WHAT THE TASK ASKS: Return only the number of lines in the material below holding the string "JSON".

RECORDS SUPPLIED:
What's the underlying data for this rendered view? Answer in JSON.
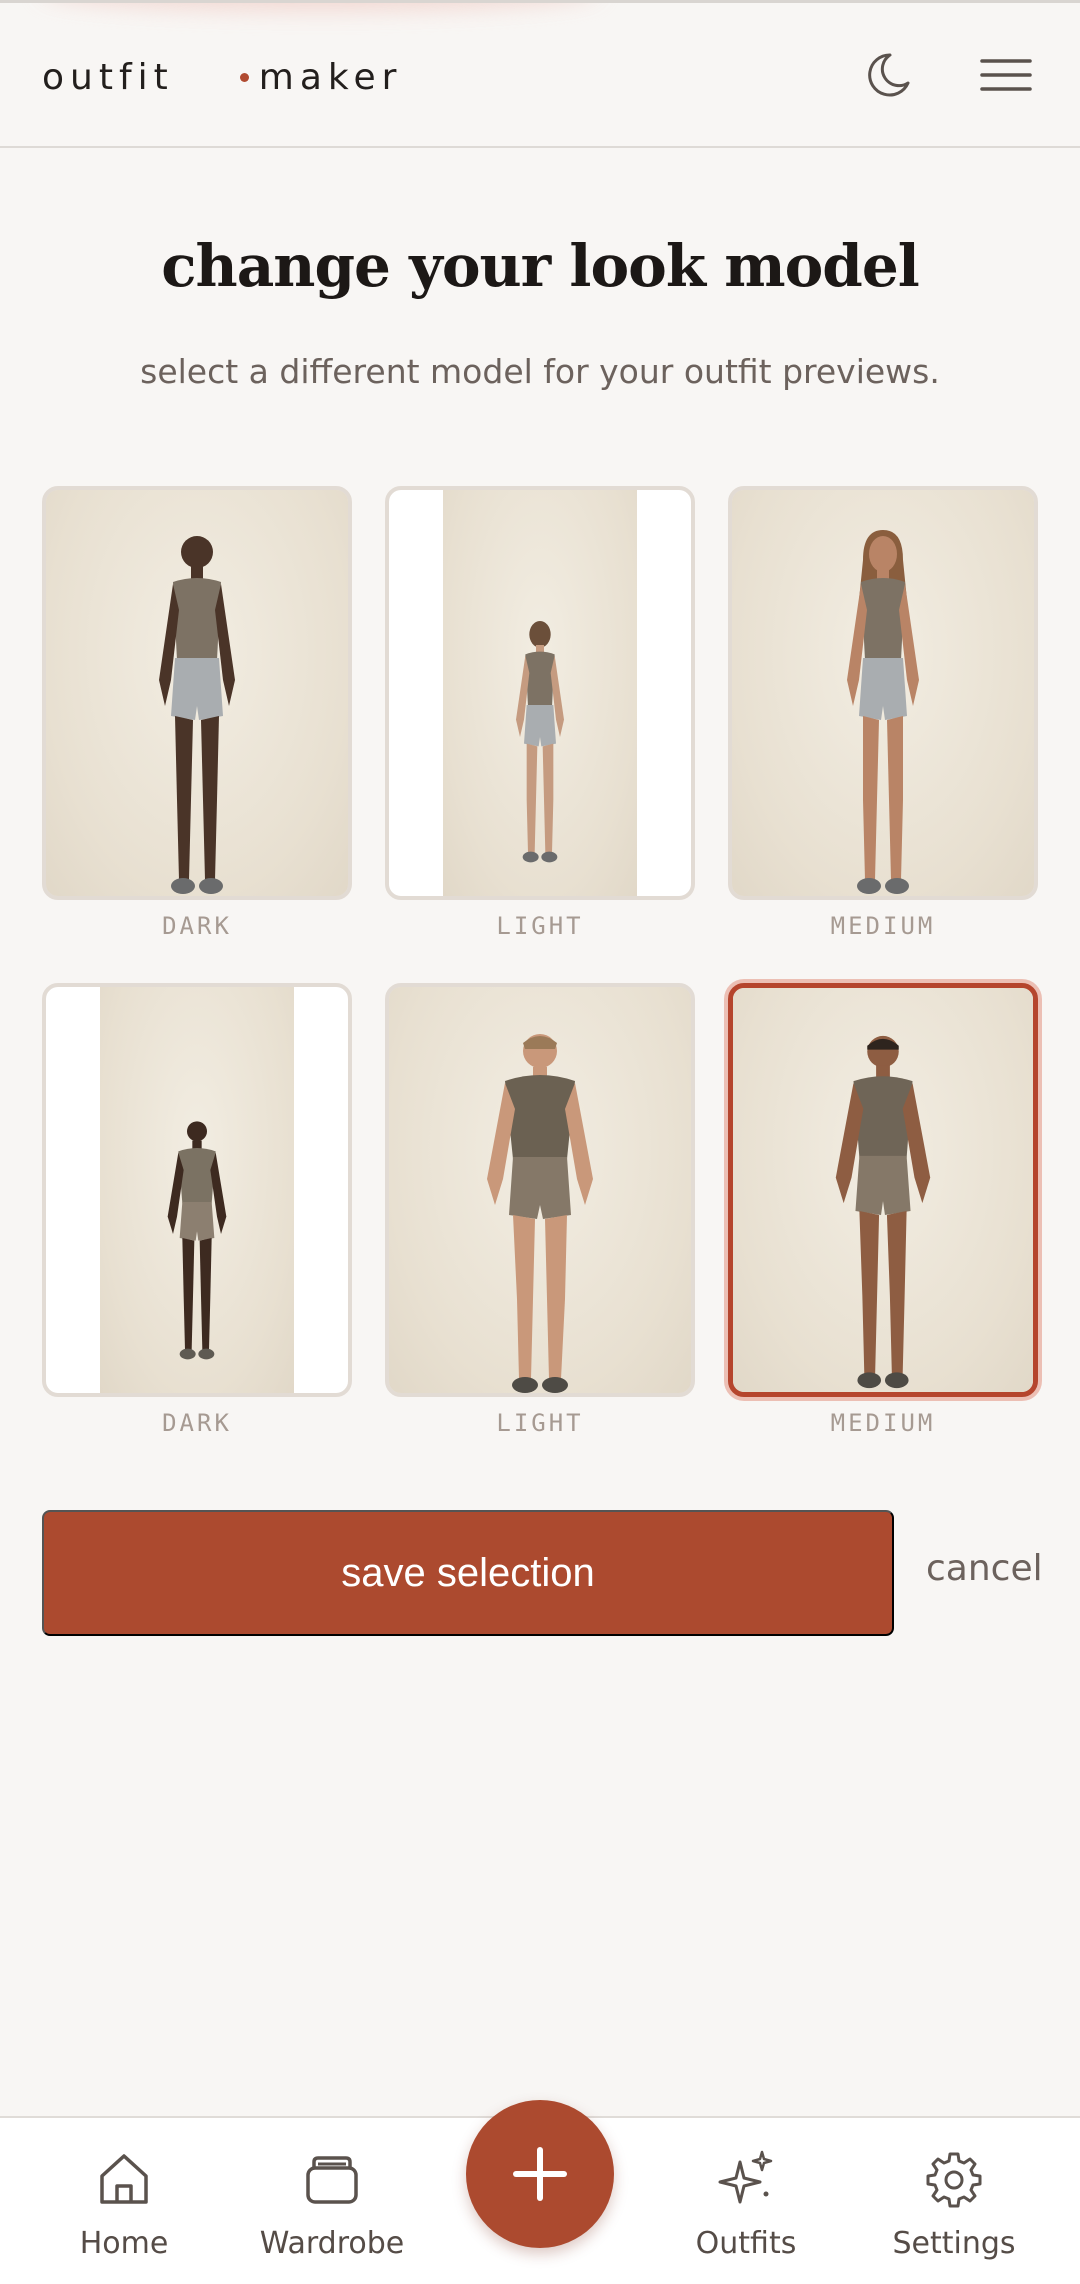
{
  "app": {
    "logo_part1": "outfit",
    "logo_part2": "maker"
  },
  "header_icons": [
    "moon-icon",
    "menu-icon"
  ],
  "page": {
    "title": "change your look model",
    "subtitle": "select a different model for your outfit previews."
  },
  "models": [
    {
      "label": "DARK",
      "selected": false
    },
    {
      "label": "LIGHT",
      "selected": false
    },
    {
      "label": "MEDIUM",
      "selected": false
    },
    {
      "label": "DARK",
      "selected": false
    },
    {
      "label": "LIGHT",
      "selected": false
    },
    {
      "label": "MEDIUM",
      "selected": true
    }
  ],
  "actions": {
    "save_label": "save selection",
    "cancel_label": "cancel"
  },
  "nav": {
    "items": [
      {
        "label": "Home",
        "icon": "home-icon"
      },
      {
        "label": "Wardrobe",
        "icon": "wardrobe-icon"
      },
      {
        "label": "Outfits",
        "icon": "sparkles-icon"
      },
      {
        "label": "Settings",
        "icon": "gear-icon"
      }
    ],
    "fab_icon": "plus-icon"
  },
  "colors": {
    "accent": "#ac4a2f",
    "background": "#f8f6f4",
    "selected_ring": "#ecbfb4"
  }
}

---

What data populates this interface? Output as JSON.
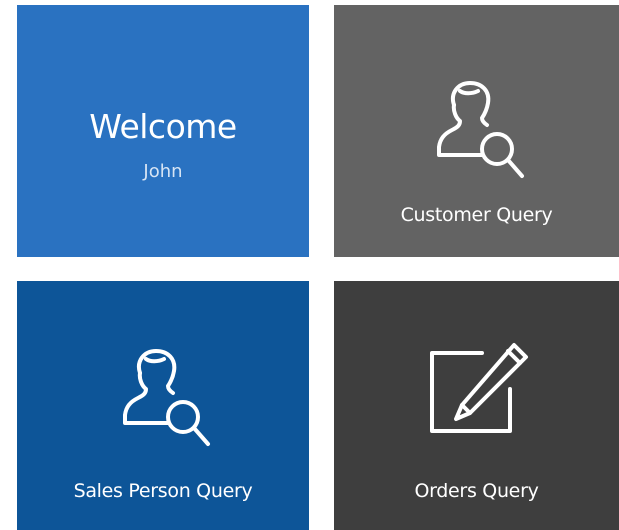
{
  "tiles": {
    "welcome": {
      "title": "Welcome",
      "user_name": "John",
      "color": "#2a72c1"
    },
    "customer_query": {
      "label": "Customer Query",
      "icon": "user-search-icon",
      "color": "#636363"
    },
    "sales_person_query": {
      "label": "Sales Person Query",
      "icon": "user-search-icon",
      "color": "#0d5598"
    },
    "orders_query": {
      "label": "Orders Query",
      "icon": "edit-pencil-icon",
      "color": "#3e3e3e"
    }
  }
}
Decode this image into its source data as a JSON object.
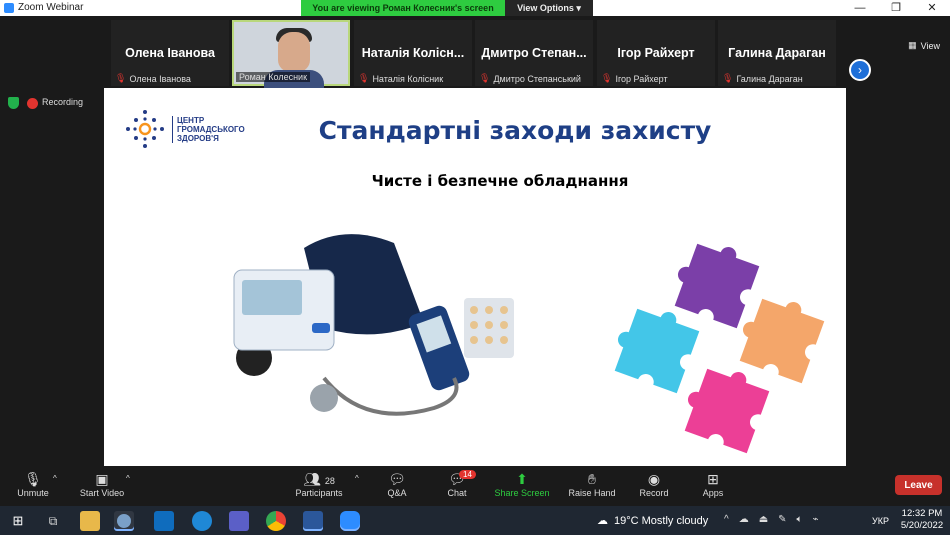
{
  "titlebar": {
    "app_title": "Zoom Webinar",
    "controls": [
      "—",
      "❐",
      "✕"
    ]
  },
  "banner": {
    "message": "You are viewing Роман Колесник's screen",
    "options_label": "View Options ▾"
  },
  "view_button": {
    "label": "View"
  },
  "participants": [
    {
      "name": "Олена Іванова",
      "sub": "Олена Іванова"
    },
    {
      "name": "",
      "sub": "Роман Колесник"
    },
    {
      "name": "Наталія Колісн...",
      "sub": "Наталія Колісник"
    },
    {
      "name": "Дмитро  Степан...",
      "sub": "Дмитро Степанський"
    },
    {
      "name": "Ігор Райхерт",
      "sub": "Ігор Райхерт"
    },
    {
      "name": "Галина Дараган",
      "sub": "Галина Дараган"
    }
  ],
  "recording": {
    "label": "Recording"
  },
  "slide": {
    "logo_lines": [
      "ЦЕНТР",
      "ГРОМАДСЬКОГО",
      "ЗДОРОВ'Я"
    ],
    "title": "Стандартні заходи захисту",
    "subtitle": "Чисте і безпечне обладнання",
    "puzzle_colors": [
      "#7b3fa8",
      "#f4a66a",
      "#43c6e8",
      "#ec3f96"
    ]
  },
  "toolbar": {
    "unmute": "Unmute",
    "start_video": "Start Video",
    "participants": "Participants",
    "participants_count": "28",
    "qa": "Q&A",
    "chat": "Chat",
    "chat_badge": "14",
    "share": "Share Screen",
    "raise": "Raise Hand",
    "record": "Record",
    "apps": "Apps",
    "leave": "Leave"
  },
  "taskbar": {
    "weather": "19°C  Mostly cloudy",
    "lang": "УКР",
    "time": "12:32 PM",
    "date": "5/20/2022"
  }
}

TASK SOLUTION: 3